## Sept. 11 attacks

You're invited to a poll at Talk:September 11, 2001 attacks over whether that should remain the article's title or it should be changed to "Attacks of September 11, 2001".

I favor the latter, because using two commas to set the year off is widely supported by US English reference books, and Wikipedia style says: "If a word or phrase is generally regarded as correct, then prefer it to an alternative that is often regarded as incorrect." Maurreen 07:35, 19 Oct 2004 (UTC)

quote and cite? lysdexia 21:55, 13 Nov 2004 (UTC)
If you followed the link, you'd see my references. But that vote is well past anyway. Maurreen 07:49, 14 Nov 2004 (UTC)
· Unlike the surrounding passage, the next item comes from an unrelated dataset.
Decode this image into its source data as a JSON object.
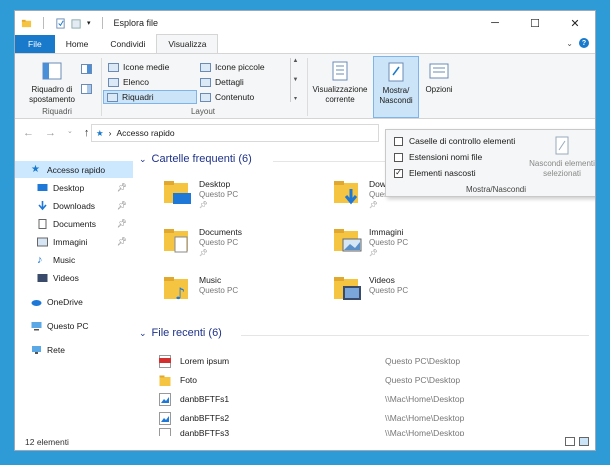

## Wikilinking units of measure

It has currently come up on WP:FAC#Marginated Tortoise that some editors prefer to see all the units of measure linked—1 m (3.3 ft[.])—while others consider this to be "ugly". The style manual doesn't mention doing this or not doing it ([B]y not mentioning, perhaps there is a tacit statement not to link[.]), but it would be good to reach consensus. The style manual also suggests links like 1.5 m, which I've not yet seen "in the wild". Is that an optional convention, a recommendation, or a style policy? Mpolo 07:30, Oct 30, 2004 (UTC)

I don't see any reason to link units of measure as a general practice. And I don't remember what you refer to in the manual, but I might have missed it. Maurreen 07:47, 30 Oct 2004 (UTC)
It's on this "project page". It's never set out as a policy to link to the "orders of magnitude" pages, but it is done in two or three of the examples on the page. Actually, the example incorrectly links 1.5 m to 1 E 1 m instead of 1 E0 m. I don't particularly like those links—especially since several examples are somewhat "obscure" to say the least... Mpolo 08:33, Oct 30, 2004 (UTC)
There's good reason for some units to be wikilinked. For example gallon has a different meaning in America as it does in Britain. Where ambiguous words are used, the ambiguity should be removed (e[.]g[.] by referring to US gallons or UK gallons) and a link should be made to help readers unfamiliar with the term used. The same should be true of units of measurement that may be unfamiliar with the reader. jguk 08:05, 30 Oct 2004 (UTC)